I. A. Richards was not an ordinary person. He established the most successful school of literary criticism that emphasised reading the text closely. Out of the many books he wrote, one caught my attention, How to Read a Page? First published in 1942, the book has 12 chapters and about 250 pages. There are many bold declarations in the book. In the introduction to the book (or the preface), the author announces:
“Written words are very dangerous things.”
(Richards, 1967: 10)
The author adds an extract from Swinburne to justify his stand. The introduction section contains many other bold declarations. Richards declares that pages with philosophical ideas have a ‘perpetual’ value. He ascribes high standards to poetry.
Entering into the world of ideas offered by Richards, through the chapters in this book, a reader finds too many confusions to deal with. The author poses himself as someone who knows everything about poets and writers from the past. This stand by Richards might raise perplexing questions in the minds of readers. Yes, the modern world has brought us an opportunity to know more about our past. However, is it enough to know too much to conjecture about the purposes behind the literary works of the writers from the past? Richards stands adamant about finding out the ‘one right read’. This enthusiasm or zealous endeavour takes the readers into further confusing caves of Richards’ strange world of literary practices.

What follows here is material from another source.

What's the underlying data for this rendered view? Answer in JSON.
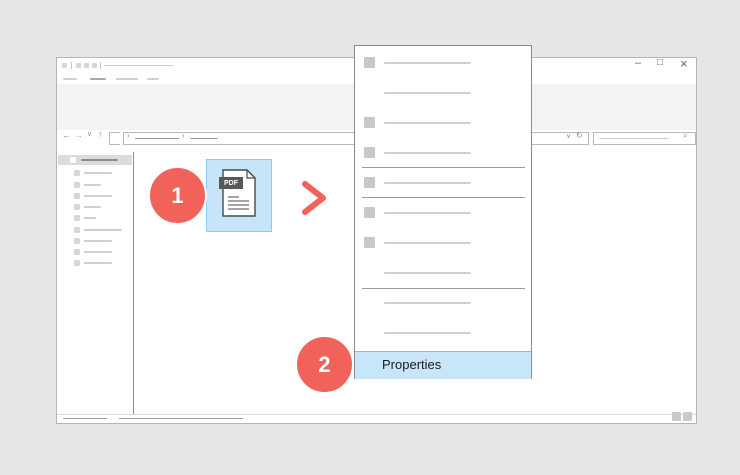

Chapter nine – having a strange title – Make, Get, Give, Love, Have – indulges in linguistic browbeating. Ironically, in the same book, the author presses that linguistic knowledge cannot be excessively helpful in interpreting a literary text. However, in the ninth chapter (mentioned above), the author enters into deep linguistic analysis and even turns into a deconstructionist looking for the subconscious implications of words featured in a text.
What is good about this book by I. A. Richards? Is the book useful for the students of literary theory today? Yes, the book has many helpful elements. Richards has offered his thoughts on the unity of text and the methods to look for it. This part of the book will help many readers who want to learn to look for a uniform interpretation of the literary text. In the final chapter of this book, Reason, Purpose, Work, the author explained the importance of understanding things as a whole and the functioning of things in different parts. This chapter alludes to the works of Aristotle. In doing so, moreover, Richards effectively draws the conclusions that would help modern readers understand the alluded text and its implications.
To conclude the article, How to Read a Page by I. A. Richards is a difficult book to read. It is ironic! A book that intends to simplify the process of meaningful reading is itself a complicated piece of literature. Nevertheless, intellectual readers who want to spend a few days lifting the dumbbells stuffed with quality jargon can surely go ahead and get a copy of this book. It will give them many things to ponder.
Review by Alok for ReadbyCritics book blog